‘It is the past that is alive and which creates considerable turbulence in the present’ (Birbaum: 2005:138)
I find myself thinking more about layers, about Rauschenberg and about work that I produced back in 2005 whilst on the illustration degree.
Composed of images, fragments, found ephemera and photocopies these were produced quickly and instinctively during a one-day workshop. This was a new quite random, haphazard and energetic way of working that had huge appeal but for some reason hadn’t been revisited.
Could this method of working be revisited and utilized within the 50-hour drawing?
Example of Rauschenberg…
Overcast III, Rauschenberg 1963 http://trcarthive.blogspot.co.uk/2013/09/robert-rauschenberg-screen-prints-and.html
After reading about how Rauschenberg used Acetone to transfer images I rushed out to buy some Acetone-based nail polish remover (The cashier at Superdrug looked a little bemused by my purchase!) and got to experimenting in my sketchbook…
Some of the drawn marks have been created using a sheet of electronic typewriter copying paper from the 80’s!
From this I went on to select images from my collection of found material (mostly cut-outs from magazines and papers) to then scan and create a composition in Photoshop…
I attempted to maintain energy in the construction, working quickly and instinctively, however (for me at least) there was obvious intention in the use of these images.
Contained within the construct is an image taken from the film Stalker (1979) by the Russian director Andrei Tarkovsky- http://hcl.harvard.edu/hfa/films/2014janmar/tarkovsky.html – The film is predominantly set in a post-apocalyptic wasteland known as The Zone, at the core of which contains the Room, where your deepest wish will come true. The film is one of the simplest films ever made but is imbued with deep philosophy and the director’s ideas about the existence of God in man, and about the ‘death of spirituality as a result of our possessing false knowledge’.
Somewhere I had read that Tarkovsky saw the triangle as the symbol of God and I knew that I wanted to use this within my own work. This use of geometric shapes could also impose order within the chaos and echo Rauschenberg’s cubist-derived structures.
I came upon a clipping of an article about Tarkovsky from the magazine Sight & Sound (circa 2004). The article included brief dissections of his films but also contained this wonderful quote:

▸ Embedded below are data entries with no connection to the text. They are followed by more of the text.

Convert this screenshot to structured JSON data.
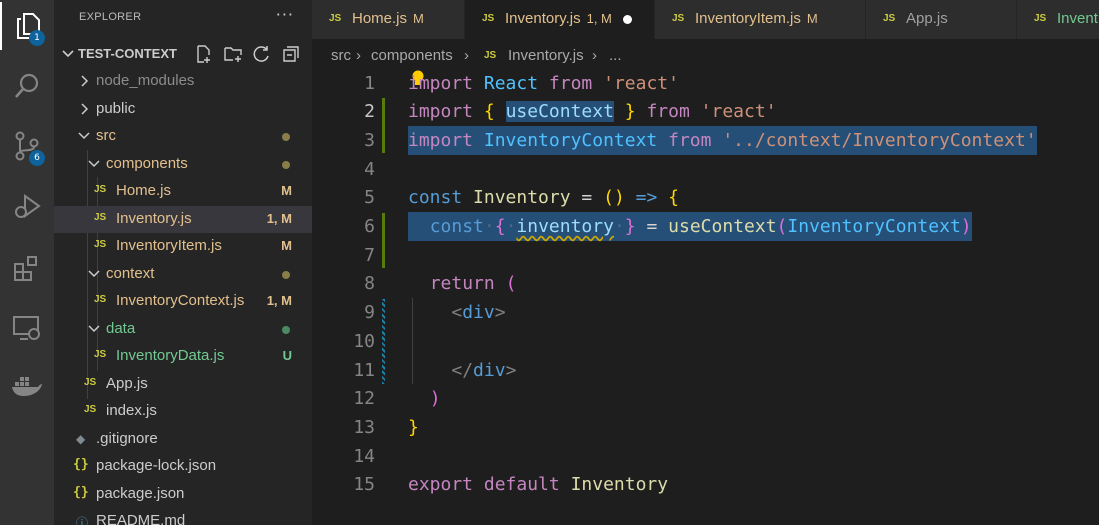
{
  "activity_bar": {
    "explorer_badge": "1",
    "scm_badge": "6"
  },
  "sidebar": {
    "title": "EXPLORER",
    "more": "···",
    "project": "TEST-CONTEXT",
    "items": [
      {
        "label": "node_modules",
        "kind": "folder",
        "state": "collapsed"
      },
      {
        "label": "public",
        "kind": "folder",
        "state": "collapsed"
      },
      {
        "label": "src",
        "kind": "folder",
        "state": "expanded"
      },
      {
        "label": "components",
        "kind": "folder",
        "state": "expanded"
      },
      {
        "label": "Home.js",
        "kind": "js",
        "status": "M"
      },
      {
        "label": "Inventory.js",
        "kind": "js",
        "status": "1, M"
      },
      {
        "label": "InventoryItem.js",
        "kind": "js",
        "status": "M"
      },
      {
        "label": "context",
        "kind": "folder",
        "state": "expanded"
      },
      {
        "label": "InventoryContext.js",
        "kind": "js",
        "status": "1, M"
      },
      {
        "label": "data",
        "kind": "folder",
        "state": "expanded"
      },
      {
        "label": "InventoryData.js",
        "kind": "js",
        "status": "U"
      },
      {
        "label": "App.js",
        "kind": "js"
      },
      {
        "label": "index.js",
        "kind": "js"
      },
      {
        "label": ".gitignore",
        "kind": "git"
      },
      {
        "label": "package-lock.json",
        "kind": "json"
      },
      {
        "label": "package.json",
        "kind": "json"
      },
      {
        "label": "README.md",
        "kind": "md"
      }
    ],
    "colors": {
      "modified": "#e2c08d",
      "untracked": "#73c991",
      "normal": "#cccccc"
    }
  },
  "tabs": [
    {
      "label": "Home.js",
      "status": "M"
    },
    {
      "label": "Inventory.js",
      "status": "1, M"
    },
    {
      "label": "InventoryItem.js",
      "status": "M"
    },
    {
      "label": "App.js",
      "status": ""
    },
    {
      "label": "Invent",
      "status": ""
    }
  ],
  "js_icon": "JS",
  "json_icon": "{}",
  "breadcrumb": {
    "src": "src",
    "components": "components",
    "file": "Inventory.js",
    "tail": "..."
  },
  "editor": {
    "line_numbers": [
      "1",
      "2",
      "3",
      "4",
      "5",
      "6",
      "7",
      "8",
      "9",
      "10",
      "11",
      "12",
      "13",
      "14",
      "15"
    ],
    "current_line": 2
  }
}
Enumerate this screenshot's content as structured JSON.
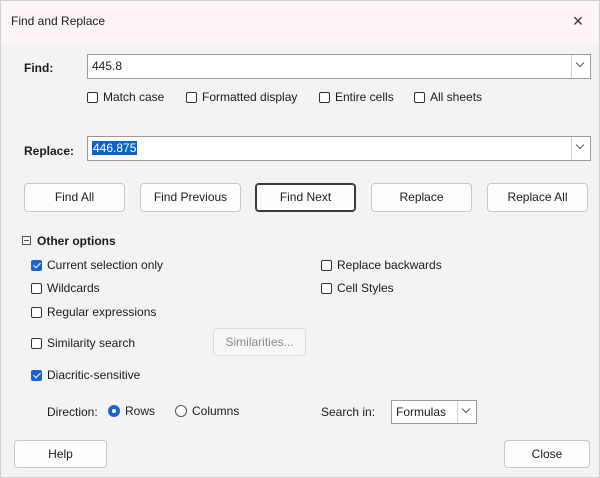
{
  "window": {
    "title": "Find and Replace",
    "close_glyph": "×"
  },
  "find": {
    "label": "Find:",
    "value": "445.8"
  },
  "replace": {
    "label": "Replace:",
    "value": "446.875"
  },
  "find_options": [
    {
      "label": "Match case",
      "checked": false
    },
    {
      "label": "Formatted display",
      "checked": false
    },
    {
      "label": "Entire cells",
      "checked": false
    },
    {
      "label": "All sheets",
      "checked": false
    }
  ],
  "buttons": {
    "find_all": "Find All",
    "find_previous": "Find Previous",
    "find_next": "Find Next",
    "replace": "Replace",
    "replace_all": "Replace All"
  },
  "other_options": {
    "label": "Other options",
    "current_selection_only": {
      "label": "Current selection only",
      "checked": true
    },
    "wildcards": {
      "label": "Wildcards",
      "checked": false
    },
    "regular_expressions": {
      "label": "Regular expressions",
      "checked": false
    },
    "similarity_search": {
      "label": "Similarity search",
      "checked": false
    },
    "similarities_button": "Similarities...",
    "diacritic_sensitive": {
      "label": "Diacritic-sensitive",
      "checked": true
    },
    "replace_backwards": {
      "label": "Replace backwards",
      "checked": false
    },
    "cell_styles": {
      "label": "Cell Styles",
      "checked": false
    }
  },
  "direction": {
    "label": "Direction:",
    "rows": {
      "label": "Rows",
      "selected": true
    },
    "columns": {
      "label": "Columns",
      "selected": false
    }
  },
  "search_in": {
    "label": "Search in:",
    "value": "Formulas"
  },
  "footer": {
    "help": "Help",
    "close": "Close"
  },
  "colors": {
    "accent": "#1f63c8",
    "selection": "#0a64c8",
    "titlebar": "#fdf5f5"
  },
  "icons": {
    "close": "close-icon",
    "dropdown": "chevron-down-icon",
    "collapse": "minus-box-icon"
  }
}
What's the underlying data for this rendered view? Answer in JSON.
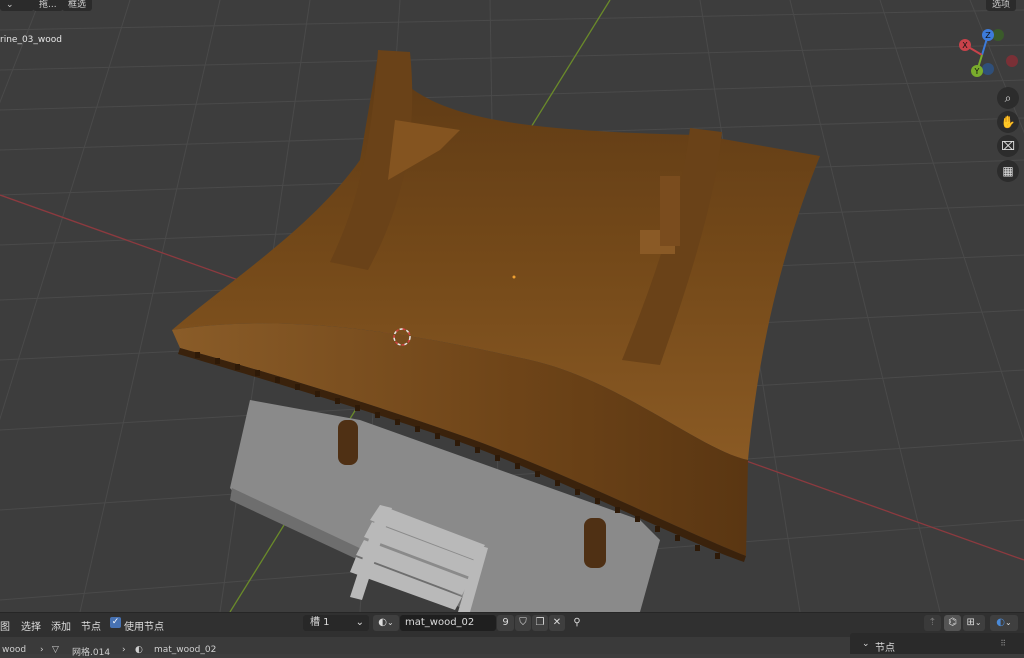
{
  "header": {
    "dropdown_left_label": "拖...",
    "dropdown_mid_label": "框选",
    "options_label": "选项"
  },
  "viewport": {
    "object_name": "rine_03_wood",
    "gizmo": {
      "x_label": "X",
      "y_label": "Y",
      "z_label": "Z"
    },
    "tools": [
      "zoom-icon",
      "hand-icon",
      "camera-icon",
      "grid-icon"
    ]
  },
  "footer": {
    "menu_view": "图",
    "menu_select": "选择",
    "menu_add": "添加",
    "menu_node": "节点",
    "use_nodes_label": "使用节点",
    "slot_label": "槽 1",
    "material_name": "mat_wood_02",
    "user_count": "9"
  },
  "breadcrumb": {
    "item_object": "wood",
    "item_mesh": "网格.014",
    "item_material": "mat_wood_02"
  },
  "side_panel": {
    "section_label": "节点"
  },
  "colors": {
    "accent": "#4772b3",
    "axis_red": "#c8424a",
    "axis_green": "#7aad2c",
    "axis_blue": "#3d7bd9",
    "roof_wood": "#7a4c1e"
  }
}
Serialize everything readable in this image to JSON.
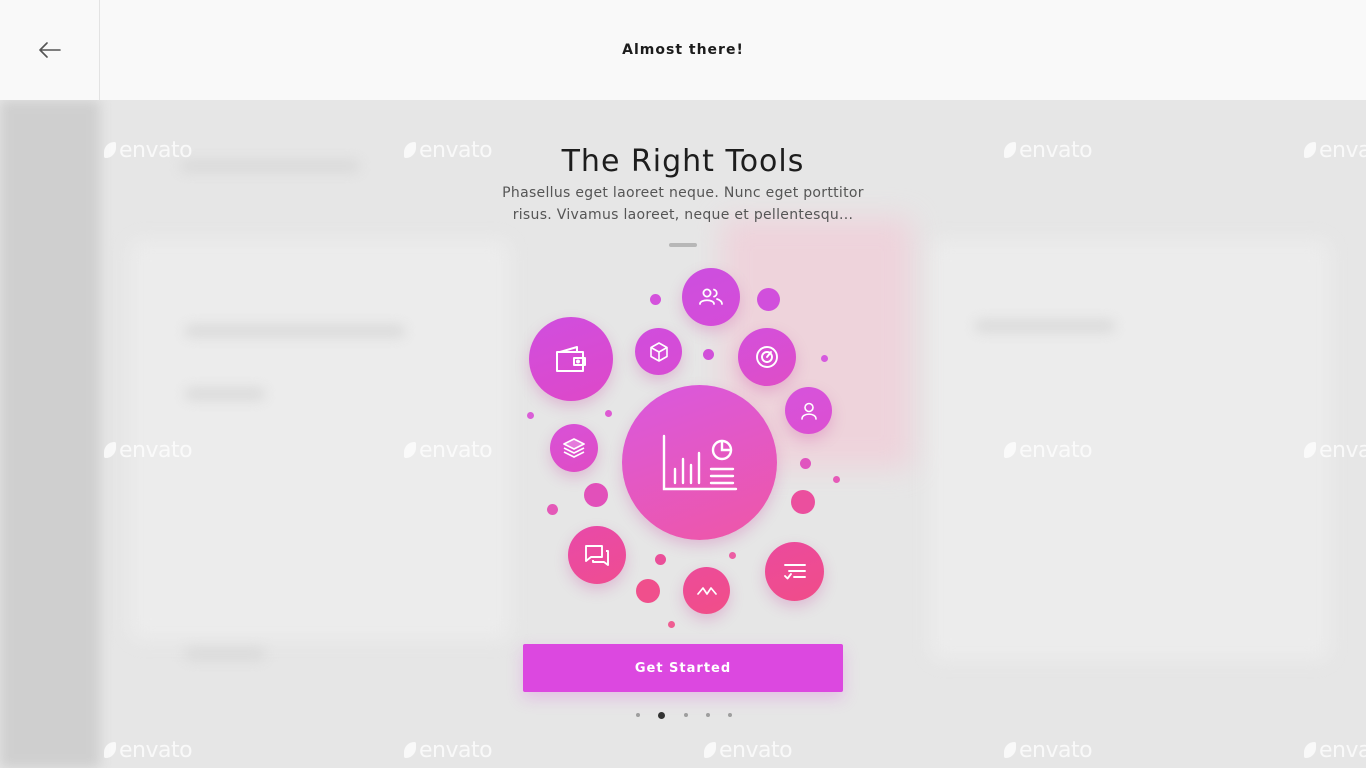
{
  "header": {
    "title": "Almost there!",
    "back_icon": "arrow-left-icon"
  },
  "main": {
    "heading": "The Right Tools",
    "description": "Phasellus eget laoreet neque. Nunc eget porttitor risus. Vivamus laoreet, neque et pellentesqu...",
    "cta_label": "Get Started"
  },
  "pager": {
    "total": 5,
    "active_index": 1
  },
  "illustration": {
    "icons": [
      "chart-icon",
      "wallet-icon",
      "users-icon",
      "box-icon",
      "gauge-icon",
      "user-icon",
      "layers-icon",
      "chat-icon",
      "activity-icon",
      "list-check-icon"
    ]
  },
  "watermark": "envato",
  "colors": {
    "accent": "#dc48e0",
    "bubble_top": "#d54ede",
    "bubble_bottom": "#f0508d",
    "background": "#e4e4e4",
    "header_bg": "#f9f9f9"
  }
}
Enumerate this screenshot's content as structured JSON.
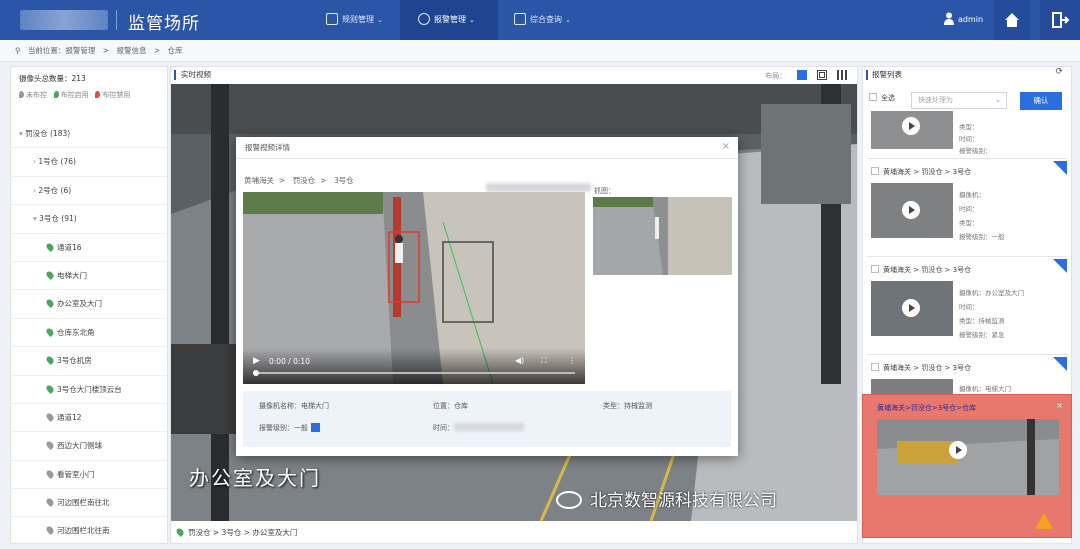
{
  "app": {
    "title": "监管场所"
  },
  "nav": [
    {
      "label": "规则管理",
      "active": false
    },
    {
      "label": "报警管理",
      "active": true
    },
    {
      "label": "综合查询",
      "active": false
    }
  ],
  "user": {
    "name": "admin"
  },
  "breadcrumb": {
    "prefix": "当前位置：报警管理",
    "sep": ">",
    "items": [
      "报警信息",
      "仓库"
    ]
  },
  "left": {
    "camera_count": "摄像头总数量：213",
    "legend": [
      "未布控",
      "布控启用",
      "布控禁用"
    ],
    "tree": [
      {
        "label": "罚没仓 (183)",
        "level": 0
      },
      {
        "label": "1号仓 (76)",
        "level": 1
      },
      {
        "label": "2号仓 (6)",
        "level": 1
      },
      {
        "label": "3号仓 (91)",
        "level": 1
      },
      {
        "label": "通道16",
        "level": 2,
        "status": "green"
      },
      {
        "label": "电梯大门",
        "level": 2,
        "status": "green"
      },
      {
        "label": "办公室及大门",
        "level": 2,
        "status": "green"
      },
      {
        "label": "仓库东北角",
        "level": 2,
        "status": "green"
      },
      {
        "label": "3号仓机房",
        "level": 2,
        "status": "green"
      },
      {
        "label": "3号仓大门楼顶云台",
        "level": 2,
        "status": "green"
      },
      {
        "label": "通道12",
        "level": 2,
        "status": "gray"
      },
      {
        "label": "西边大门侧球",
        "level": 2,
        "status": "gray"
      },
      {
        "label": "看管室小门",
        "level": 2,
        "status": "gray"
      },
      {
        "label": "河边围栏南往北",
        "level": 2,
        "status": "gray"
      },
      {
        "label": "河边围栏北往南",
        "level": 2,
        "status": "gray"
      }
    ]
  },
  "main": {
    "title": "实时视频",
    "layout_label": "布局：",
    "video_caption": "办公室及大门",
    "watermark": "北京数智源科技有限公司",
    "footer_path": "罚没仓 > 3号仓 > 办公室及大门"
  },
  "dialog": {
    "title": "报警视频详情",
    "close": "×",
    "crumb": [
      "黄埔海关",
      "罚没仓",
      "3号仓"
    ],
    "snapshot_label": "抓图：",
    "player_time": "0:00 / 0:10",
    "info": {
      "camera": "摄像机名称：电梯大门",
      "location": "位置：仓库",
      "type": "类型：持械监测",
      "level_label": "报警级别：一般",
      "time_label": "时间："
    }
  },
  "right": {
    "title": "报警列表",
    "select_all": "全选",
    "select_placeholder": "快速处理为",
    "confirm": "确认",
    "cards": [
      {
        "title": "",
        "f1": "类型：",
        "f2": "时间：",
        "f3": "报警级别："
      },
      {
        "title": "黄埔海关 > 罚没仓 > 3号仓",
        "f1": "摄像机：",
        "f2": "时间：",
        "f3": "类型：",
        "f4": "报警级别：一般"
      },
      {
        "title": "黄埔海关 > 罚没仓 > 3号仓",
        "f1": "摄像机：办公室及大门",
        "f2": "时间：",
        "f3": "类型：持械监测",
        "f4": "报警级别：紧急"
      },
      {
        "title": "黄埔海关 > 罚没仓 > 3号仓",
        "f1": "摄像机：电梯大门"
      }
    ],
    "popup_title": "黄埔海关>罚没仓>3号仓>仓库",
    "popup_close": "×"
  },
  "colors": {
    "header": "#2b56a8",
    "accent": "#2b6ee0",
    "alarm": "#e8776e"
  }
}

‘For him (Tarkovsky), film, like all other art forms, was a God-given vocation in which the artist strives to imbue his subjects with epiphanic potential.’
Once I’d completed the Photoshop image it was printed and then worked into using white acrylic, black biro, scalpel, pencil, Tip-Ex pen and copy paper (from the 1980’!)…
‘Rhythm (from Greek ῥυθμός – rhythmos, “any regular recurring motion, symmetry” may be generally defined as a “movement marked by the regulated succession of strong and weak elements, or of opposite or different conditions.’ https://www.flickr.com/people/emmamcnally/
‘The cut-up, scraggly, ugly beauty of Tomato’s type solutions are matched and amplified in Hyde’s Byron Gisin-ish lyrics.’ http://pitchfork.com/reviews/albums/8348-everything-everything/
The above artwork was created for the band Underworld by the design collective Tomato – www.tomato.co.uk – and clearly depicts the fluid, cut and paste elements of the bands music, where everything seems valid. Karl Hyde (band member and member of design collective Tomato) explains the bands approach to music as:
‘…grabbing elements from all different times and areas of music and taking them somewhere else… There’s a lot of cutting and pasting, especially with the vocals. Nothing is fixed. They’re just points for us to jump off of.’ http://en.wikipedia.org/wiki/Dubnobasswithmyheadman
With the images and the process in my work dictating the idea and a danger of familiarity creeping and a dwindling freedom, it is this method of chance, flux, fluidity and rhythm that needs to be reconsidered.
The idea of opposites, both organic and geometric needs to be maintained within the layers. Also, as with Rauschenberg, there needs to be connections made within the randomness.
‘…to find order and connectivity in an apparently haphazard and discontinuous environment.’ (Feinstein: 1991: 23)